[ E. J. H. ]

ORGAN-PART. The music of the part to be played by the organist in an oratorio, psalm, cantata, or other sacred work. Formerly the organist sat at performance with the score before him; and from the figures attached to the bass line, with the assistance of such directions as Organo, Senza organo, Tasto solo, Unisono, etc., he constructed the organ accompaniment according to his ability; and in the case of airs it required the special training of that contrapuntal age to do it properly. Nowadays less reliance is put on the casual ability of a performer, and the composer writes out the organ-part as completely as he does that for the violin, harp, or oboe. St. Paul, the Lobgesang, and Elijah, have each their published organ-part. Mendelssohn also wrote organ-parts for Handel's Solomon and Israel in Egypt—the latter in his edition of Israel for the London 'Handel Society'—grounded on the figured-bass of the composer.

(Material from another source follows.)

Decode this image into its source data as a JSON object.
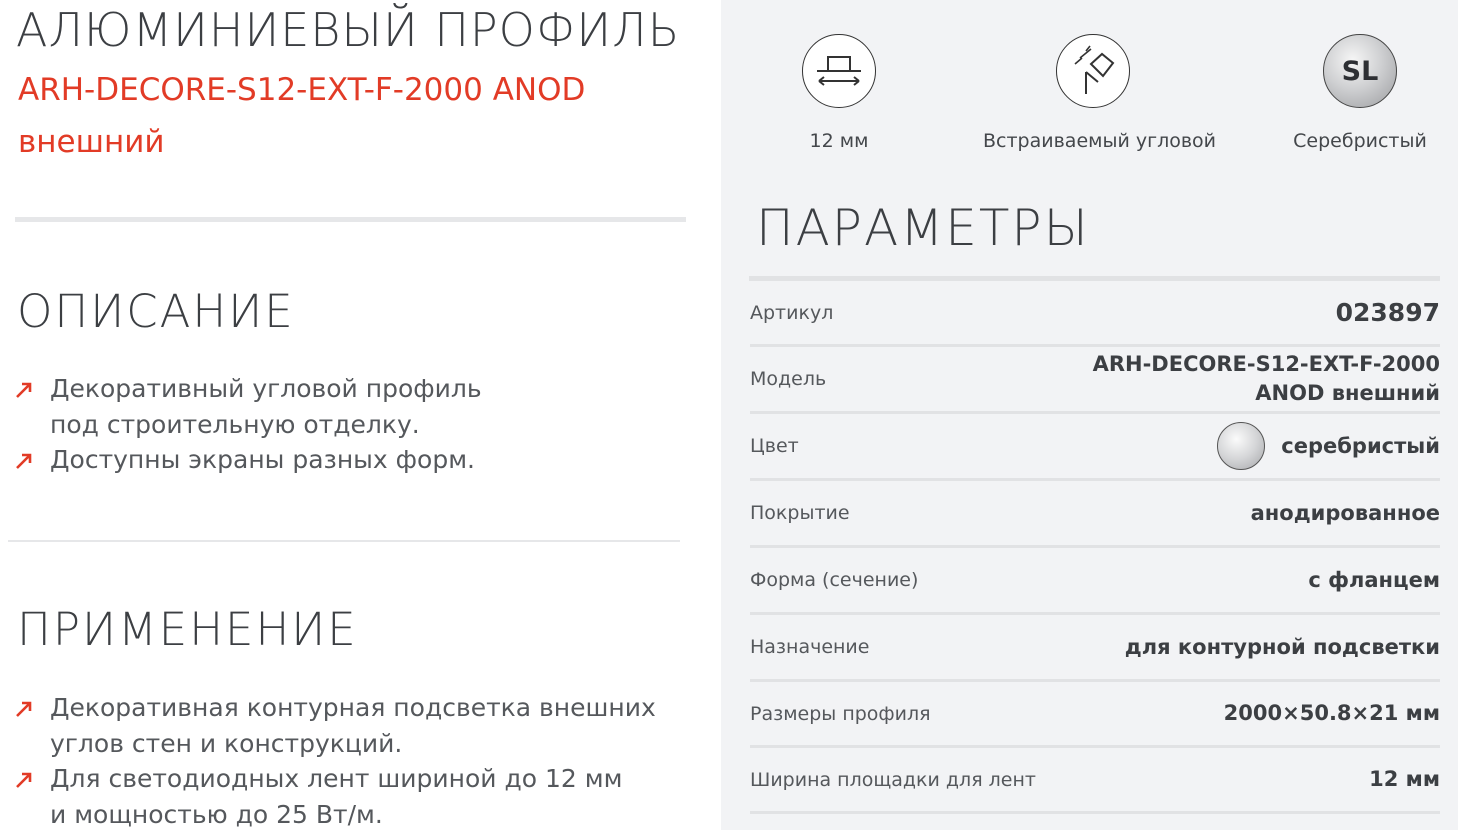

[ G. ]

ORGANO denotes the organ part in a score. Organo Pleno means Full organ—that is, the entire power of the instrument.

[ E. J. H. ]

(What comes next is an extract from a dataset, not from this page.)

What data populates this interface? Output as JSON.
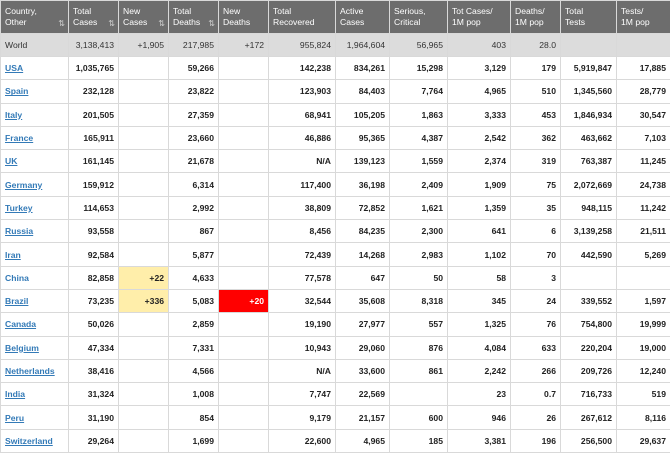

ORGANUM (equivalent to Diaphonia; and, though less exactly, to Discantus). It is impossible to ascertain the date at which Plain Chaunt was first harmonised; and equally so, to discover the name of the Musician who first sang it in harmony. We know, however, that the primitive and miserably imperfect Counterpoint with which it was first accompanied was called Organum; and we have irrefragable proof that this Organum was known at least as early as 880; for Scotus Erigena, who died about that date, speaks of it in his treatise 'De divinanatura,' in such terms as to leave no doubt as to its identity, and to show clearly that it was sufficiently well understood at the time he wrote to serve as a familiar illustration.[1]

No mediæval writer has given us the slightest hint as to the etymology of the word; but most modern historians are agreed that the prima facie derivation is, in all probability, the true one. When Organs were first introduced into the Services of the Church—probably in the 7th century, but certainly not later than the middle of the

  1. 'Ut enim organicum melos ex diversis qualitatibus et quantitatibus conficitur,' etc.